Get in Contact

  • This field is for validation purposes and should be left unchanged.

Just when you thought you’d cracked all the marketing strategies and trends, along comes another to test you and your business. Content marketing has been around for a long time in one form or another, but more recently it has become recognised in its own right as a separate and specialist form of marketing, similar in a way to how PR is a stand-alone branch of marketing, or how digital marketing agencies specialise in this one area.

 
Content discovery company and leading marketing blog Outbrain released its report into Top Content Marketing Trends of 2016 at the start of the year.

 
It’s well worth a read here. If you’re not sure whether your marketing strategy involves content marketing, or you’re wondering what it really is and how to leverage it, you need to pay close attention! Content marketing is not a flash in the pan, it’s the direction in which marketing is moving as a whole.

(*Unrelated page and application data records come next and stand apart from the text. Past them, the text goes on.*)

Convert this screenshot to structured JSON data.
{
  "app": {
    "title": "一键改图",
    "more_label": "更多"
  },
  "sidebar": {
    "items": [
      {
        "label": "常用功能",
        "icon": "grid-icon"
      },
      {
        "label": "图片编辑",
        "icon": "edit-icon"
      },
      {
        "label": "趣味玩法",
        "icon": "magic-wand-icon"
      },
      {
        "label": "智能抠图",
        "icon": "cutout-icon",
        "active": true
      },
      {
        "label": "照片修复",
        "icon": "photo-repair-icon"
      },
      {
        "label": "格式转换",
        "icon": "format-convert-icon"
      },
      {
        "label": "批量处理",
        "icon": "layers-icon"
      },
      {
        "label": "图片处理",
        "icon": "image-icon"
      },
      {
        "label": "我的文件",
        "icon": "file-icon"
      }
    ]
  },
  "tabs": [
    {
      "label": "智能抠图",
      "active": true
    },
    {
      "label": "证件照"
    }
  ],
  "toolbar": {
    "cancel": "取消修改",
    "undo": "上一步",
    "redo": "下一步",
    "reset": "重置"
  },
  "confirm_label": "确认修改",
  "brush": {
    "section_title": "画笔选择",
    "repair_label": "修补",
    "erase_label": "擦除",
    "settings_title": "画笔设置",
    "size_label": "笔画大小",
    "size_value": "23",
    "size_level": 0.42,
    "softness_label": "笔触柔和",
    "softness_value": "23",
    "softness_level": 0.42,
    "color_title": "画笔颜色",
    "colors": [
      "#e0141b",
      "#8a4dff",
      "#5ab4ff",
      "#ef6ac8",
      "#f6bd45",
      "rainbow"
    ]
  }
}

It ties up social media, websites, blogs, email marketing and more all into one neat (and more practical) package.
This month we’ll be looking at the different content marketing trends and translating that into what it means for your business or organisation, as well as suggesting tips for how to improve (or begin) your content marketing strategy. First let’s look at a few of the key points and notes of interest…

ContentMarketing_2016Trends_Outbrain[1]

The report

 

The rise of the Content Marketing Agency:
What we found interesting was the trend in new and emerging Content Marketing Agencies, specialising in this profession alone – it just goes to show how wide reaching this is as a marketing tactic and how important it has become for businesses.
What it also shows it that content marketing is a specialism that deserves the correct expertise. It’s not just about creating a bit of content, posting some blog articles and tweeting. It is a skill, it should have a strategy, it should align with your business and marketing goals, and it should be done professionally and with expertise.

 
How best to measure content marketing:
Traditionally it has been difficult to measure the effectiveness of content marketing, those specialising in the field knew it was the right tactic to use, but couldn’t quite find the best way of demonstrating this to clients. There has been the use of stats such as Click Through Rates, people were charged either on cost per thousand impressions or pay per click.
However, now we have moved to the phase of Cost Per Engagement (CPE). This is important as it takes into account the ways in which people are using, reading or interacting with the content, which ultimately leads to sales, clients or enquiries.

 
Tailoring content for different platforms:
Again, we’ve moved beyond creating a tweet and linking it to every social media platform. Consumers are not stupid. They can see through this. They are bombarded with content every day. If you want your content to stand out, or simply to be read, it needs to be great and it needs to be targeted. Not only do different platforms (like Twitter, Pinterest, Facebook and Linkedin) have different word counts, photo sizes and styles, they also have completely different audiences, and the way in which people use them is very different. Content marketing means tailoring content to your different platforms to get the best from each one.

 
Stay tuned this month for more on Content Marketing Trends in 2016 and content marketing tips for your business and organisation. For regular content and marketing support delivered straight to your inbox sign up for our e-shot via the panel on the right.

 

Comments

* = Required

  1. Phil 17th December 2016 at 10:16pm

    Looking at the many platforms one has to push content to can be overwhelming.

    What I do pick from the trends though is that it is good to be found on all these platforms (YouTube, Facebook, Pinterest et cetera) but best to not spread yourself too thin that all your efforts trying to interact with people on the platforms you choose to jump on doesn’t dilute your message, enthusiasm and the strong reason of why you do what you do.